5. The aged care system 'waits for people to die', aged care royal commission hears.

People living in residential aged care facilities are left stateless in a system waiting for them to die and "no one seems to give a toss", an expert says.


Professor Joseph Ibrahim says residential aged care should be a place where people can enjoy the last few months or years before they die.

"They know they're going to die. We know they're going to die," he told the aged care royal commission on Thursday.

"What currently happens is most of us sit around waiting for them to die and if they die quickly then it's a good job done.

"Everyone thinks that's a good thing and it's clearly not."

Prof Ibrahim said federal and state governments do not care about people living in aged care facilities.

"Residents are stateless," he told the Sydney hearing.

"The parliament does not care about people in residential aged care.

"If they truly cared they would do something or at least say something. They don't say anything. They don't act."

The head of the Health, Law and Ageing Research Unit within Monash University's Department of Forensic Medicine said nothing had changed in the past 15 years despite numerous inquiries and promises.

"If you have to go somewhere that is not your home, you deserve something better than you're currently getting."

Referring to a typical aged care resident, Prof Ibrahim said the result of being stateless was "an 80-to-90-year-old woman who had a hard time, sacrificed her life for the betterment of everyone else and is still doing it, and no one seems to give a toss".


Prof Ibrahim said society seemed to accept people dying prematurely in nursing homes, such as through falls.

"We believe they're old and have no benefit to society and that's just wrong."

Prof Ibrahim also criticised the lack of focus on residential aged care during the federal election campaign.

"The election is on Saturday and there's not been a word spoken," he said.

Labor this week pledged to ensure registered nurses and the appropriate mix of properly trained staff are at residential aged care facilities at all times.

The coalition has defended its investment in aged care while in government and has introduced new regulations for the industry from July.

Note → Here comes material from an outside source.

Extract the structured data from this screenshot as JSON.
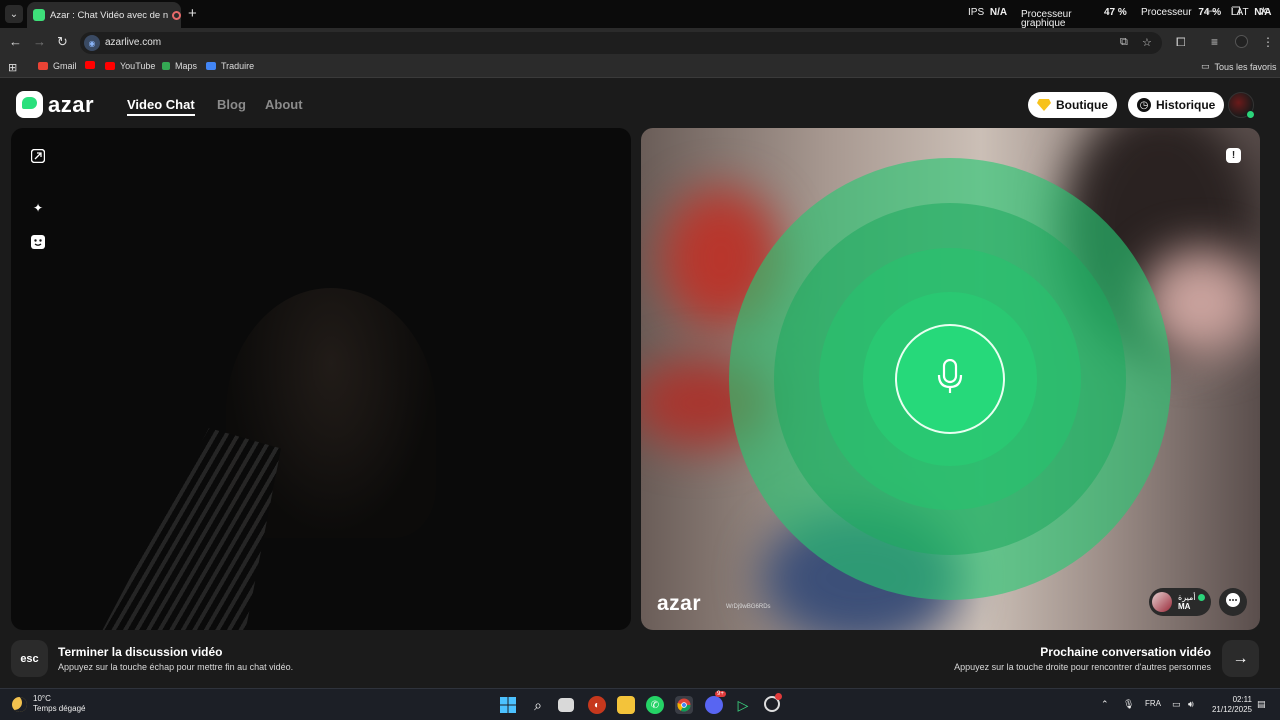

The royal commission heard the new regulations on the use of physical restraints will mean residents in aged care facilities cannot be held in wings behind keypad-locked doors, unless specific conditions are met.

Health department assistant secretary Amy Laffan agreed it could mean a significant number of aged care providers have to put on more staff to care for residents.

The commission heard the department estimated the cost of having to allow people currently residing in wings behind keypad-locked doors to freely move around a facility at $30 million over 10 years, in terms of staffing, training and documentation.